[TASK OBJECTIVE] In your reply, reproduce every line of the data without any alteration.

------------------------------------

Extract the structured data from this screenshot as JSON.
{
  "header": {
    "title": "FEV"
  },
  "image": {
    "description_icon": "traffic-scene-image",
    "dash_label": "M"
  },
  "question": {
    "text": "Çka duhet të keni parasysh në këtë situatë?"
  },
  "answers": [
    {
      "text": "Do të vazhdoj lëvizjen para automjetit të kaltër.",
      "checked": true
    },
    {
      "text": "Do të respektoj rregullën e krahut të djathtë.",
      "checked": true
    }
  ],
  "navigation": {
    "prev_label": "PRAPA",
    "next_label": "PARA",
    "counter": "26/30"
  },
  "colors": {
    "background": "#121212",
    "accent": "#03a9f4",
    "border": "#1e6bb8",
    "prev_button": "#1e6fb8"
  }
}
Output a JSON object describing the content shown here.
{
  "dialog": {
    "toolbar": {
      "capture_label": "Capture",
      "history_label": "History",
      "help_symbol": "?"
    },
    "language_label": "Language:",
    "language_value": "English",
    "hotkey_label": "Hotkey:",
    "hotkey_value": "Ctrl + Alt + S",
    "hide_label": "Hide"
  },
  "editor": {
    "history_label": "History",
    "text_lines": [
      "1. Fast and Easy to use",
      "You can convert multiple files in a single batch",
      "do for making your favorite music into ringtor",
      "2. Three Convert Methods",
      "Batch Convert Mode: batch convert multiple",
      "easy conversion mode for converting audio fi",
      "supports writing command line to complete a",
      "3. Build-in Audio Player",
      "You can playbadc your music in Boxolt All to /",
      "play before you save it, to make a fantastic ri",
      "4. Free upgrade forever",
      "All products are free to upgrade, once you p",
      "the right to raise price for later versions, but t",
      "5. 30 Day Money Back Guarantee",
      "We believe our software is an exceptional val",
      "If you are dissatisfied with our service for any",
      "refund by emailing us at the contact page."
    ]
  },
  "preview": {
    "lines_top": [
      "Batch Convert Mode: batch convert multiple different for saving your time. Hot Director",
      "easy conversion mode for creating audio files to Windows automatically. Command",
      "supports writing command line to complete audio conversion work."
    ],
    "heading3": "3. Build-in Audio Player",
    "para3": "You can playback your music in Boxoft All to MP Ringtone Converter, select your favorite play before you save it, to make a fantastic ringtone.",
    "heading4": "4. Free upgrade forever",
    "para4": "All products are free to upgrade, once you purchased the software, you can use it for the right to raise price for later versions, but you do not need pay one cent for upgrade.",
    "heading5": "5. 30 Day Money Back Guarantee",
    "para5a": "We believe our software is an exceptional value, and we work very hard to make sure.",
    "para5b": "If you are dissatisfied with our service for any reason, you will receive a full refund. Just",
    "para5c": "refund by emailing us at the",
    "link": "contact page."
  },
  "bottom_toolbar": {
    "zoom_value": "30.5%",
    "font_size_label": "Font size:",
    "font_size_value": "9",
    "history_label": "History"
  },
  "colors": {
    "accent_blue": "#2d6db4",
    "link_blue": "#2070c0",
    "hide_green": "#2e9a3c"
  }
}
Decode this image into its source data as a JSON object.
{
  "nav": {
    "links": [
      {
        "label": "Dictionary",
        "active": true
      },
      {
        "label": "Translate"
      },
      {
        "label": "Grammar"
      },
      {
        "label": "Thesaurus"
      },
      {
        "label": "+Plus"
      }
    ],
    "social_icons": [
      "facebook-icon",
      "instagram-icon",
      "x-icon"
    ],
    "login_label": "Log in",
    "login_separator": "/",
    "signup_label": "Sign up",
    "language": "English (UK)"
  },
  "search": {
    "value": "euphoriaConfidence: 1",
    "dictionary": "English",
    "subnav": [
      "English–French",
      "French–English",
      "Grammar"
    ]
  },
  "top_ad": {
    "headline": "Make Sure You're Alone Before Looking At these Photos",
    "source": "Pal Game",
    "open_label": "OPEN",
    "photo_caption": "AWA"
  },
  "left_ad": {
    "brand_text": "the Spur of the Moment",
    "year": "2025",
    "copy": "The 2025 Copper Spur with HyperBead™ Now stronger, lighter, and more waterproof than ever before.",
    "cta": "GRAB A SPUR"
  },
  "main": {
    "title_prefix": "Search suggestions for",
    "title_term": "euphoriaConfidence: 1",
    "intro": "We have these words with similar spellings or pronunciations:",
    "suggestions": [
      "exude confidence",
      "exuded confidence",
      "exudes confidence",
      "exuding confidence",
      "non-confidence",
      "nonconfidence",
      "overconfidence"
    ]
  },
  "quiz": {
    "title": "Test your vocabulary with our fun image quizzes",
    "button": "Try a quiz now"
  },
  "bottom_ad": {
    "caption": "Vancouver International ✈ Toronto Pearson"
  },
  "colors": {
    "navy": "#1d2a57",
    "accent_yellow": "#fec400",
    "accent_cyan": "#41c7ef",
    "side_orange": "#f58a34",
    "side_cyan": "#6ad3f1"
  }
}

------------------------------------

[EXERCISE RESULT]
Extract the structured data from this screenshot as JSON.
{
  "header": {
    "title": "FEV"
  },
  "image": {
    "description_icon": "traffic-scene-image",
    "dash_label": "M"
  },
  "question": {
    "text": "Çka duhet të keni parasysh në këtë situatë?"
  },
  "answers": [
    {
      "text": "Do të vazhdoj lëvizjen para automjetit të kaltër.",
      "checked": true
    },
    {
      "text": "Do të respektoj rregullën e krahut të djathtë.",
      "checked": true
    }
  ],
  "navigation": {
    "prev_label": "PRAPA",
    "next_label": "PARA",
    "counter": "26/30"
  },
  "colors": {
    "background": "#121212",
    "accent": "#03a9f4",
    "border": "#1e6bb8",
    "prev_button": "#1e6fb8"
  }
}
Output a JSON object describing the content shown here.
{
  "dialog": {
    "toolbar": {
      "capture_label": "Capture",
      "history_label": "History",
      "help_symbol": "?"
    },
    "language_label": "Language:",
    "language_value": "English",
    "hotkey_label": "Hotkey:",
    "hotkey_value": "Ctrl + Alt + S",
    "hide_label": "Hide"
  },
  "editor": {
    "history_label": "History",
    "text_lines": [
      "1. Fast and Easy to use",
      "You can convert multiple files in a single batch",
      "do for making your favorite music into ringtor",
      "2. Three Convert Methods",
      "Batch Convert Mode: batch convert multiple",
      "easy conversion mode for converting audio fi",
      "supports writing command line to complete a",
      "3. Build-in Audio Player",
      "You can playbadc your music in Boxolt All to /",
      "play before you save it, to make a fantastic ri",
      "4. Free upgrade forever",
      "All products are free to upgrade, once you p",
      "the right to raise price for later versions, but t",
      "5. 30 Day Money Back Guarantee",
      "We believe our software is an exceptional val",
      "If you are dissatisfied with our service for any",
      "refund by emailing us at the contact page."
    ]
  },
  "preview": {
    "lines_top": [
      "Batch Convert Mode: batch convert multiple different for saving your time. Hot Director",
      "easy conversion mode for creating audio files to Windows automatically. Command",
      "supports writing command line to complete audio conversion work."
    ],
    "heading3": "3. Build-in Audio Player",
    "para3": "You can playback your music in Boxoft All to MP Ringtone Converter, select your favorite play before you save it, to make a fantastic ringtone.",
    "heading4": "4. Free upgrade forever",
    "para4": "All products are free to upgrade, once you purchased the software, you can use it for the right to raise price for later versions, but you do not need pay one cent for upgrade.",
    "heading5": "5. 30 Day Money Back Guarantee",
    "para5a": "We believe our software is an exceptional value, and we work very hard to make sure.",
    "para5b": "If you are dissatisfied with our service for any reason, you will receive a full refund. Just",
    "para5c": "refund by emailing us at the",
    "link": "contact page."
  },
  "bottom_toolbar": {
    "zoom_value": "30.5%",
    "font_size_label": "Font size:",
    "font_size_value": "9",
    "history_label": "History"
  },
  "colors": {
    "accent_blue": "#2d6db4",
    "link_blue": "#2070c0",
    "hide_green": "#2e9a3c"
  }
}
Decode this image into its source data as a JSON object.
{
  "nav": {
    "links": [
      {
        "label": "Dictionary",
        "active": true
      },
      {
        "label": "Translate"
      },
      {
        "label": "Grammar"
      },
      {
        "label": "Thesaurus"
      },
      {
        "label": "+Plus"
      }
    ],
    "social_icons": [
      "facebook-icon",
      "instagram-icon",
      "x-icon"
    ],
    "login_label": "Log in",
    "login_separator": "/",
    "signup_label": "Sign up",
    "language": "English (UK)"
  },
  "search": {
    "value": "euphoriaConfidence: 1",
    "dictionary": "English",
    "subnav": [
      "English–French",
      "French–English",
      "Grammar"
    ]
  },
  "top_ad": {
    "headline": "Make Sure You're Alone Before Looking At these Photos",
    "source": "Pal Game",
    "open_label": "OPEN",
    "photo_caption": "AWA"
  },
  "left_ad": {
    "brand_text": "the Spur of the Moment",
    "year": "2025",
    "copy": "The 2025 Copper Spur with HyperBead™ Now stronger, lighter, and more waterproof than ever before.",
    "cta": "GRAB A SPUR"
  },
  "main": {
    "title_prefix": "Search suggestions for",
    "title_term": "euphoriaConfidence: 1",
    "intro": "We have these words with similar spellings or pronunciations:",
    "suggestions": [
      "exude confidence",
      "exuded confidence",
      "exudes confidence",
      "exuding confidence",
      "non-confidence",
      "nonconfidence",
      "overconfidence"
    ]
  },
  "quiz": {
    "title": "Test your vocabulary with our fun image quizzes",
    "button": "Try a quiz now"
  },
  "bottom_ad": {
    "caption": "Vancouver International ✈ Toronto Pearson"
  },
  "colors": {
    "navy": "#1d2a57",
    "accent_yellow": "#fec400",
    "accent_cyan": "#41c7ef",
    "side_orange": "#f58a34",
    "side_cyan": "#6ad3f1"
  }
}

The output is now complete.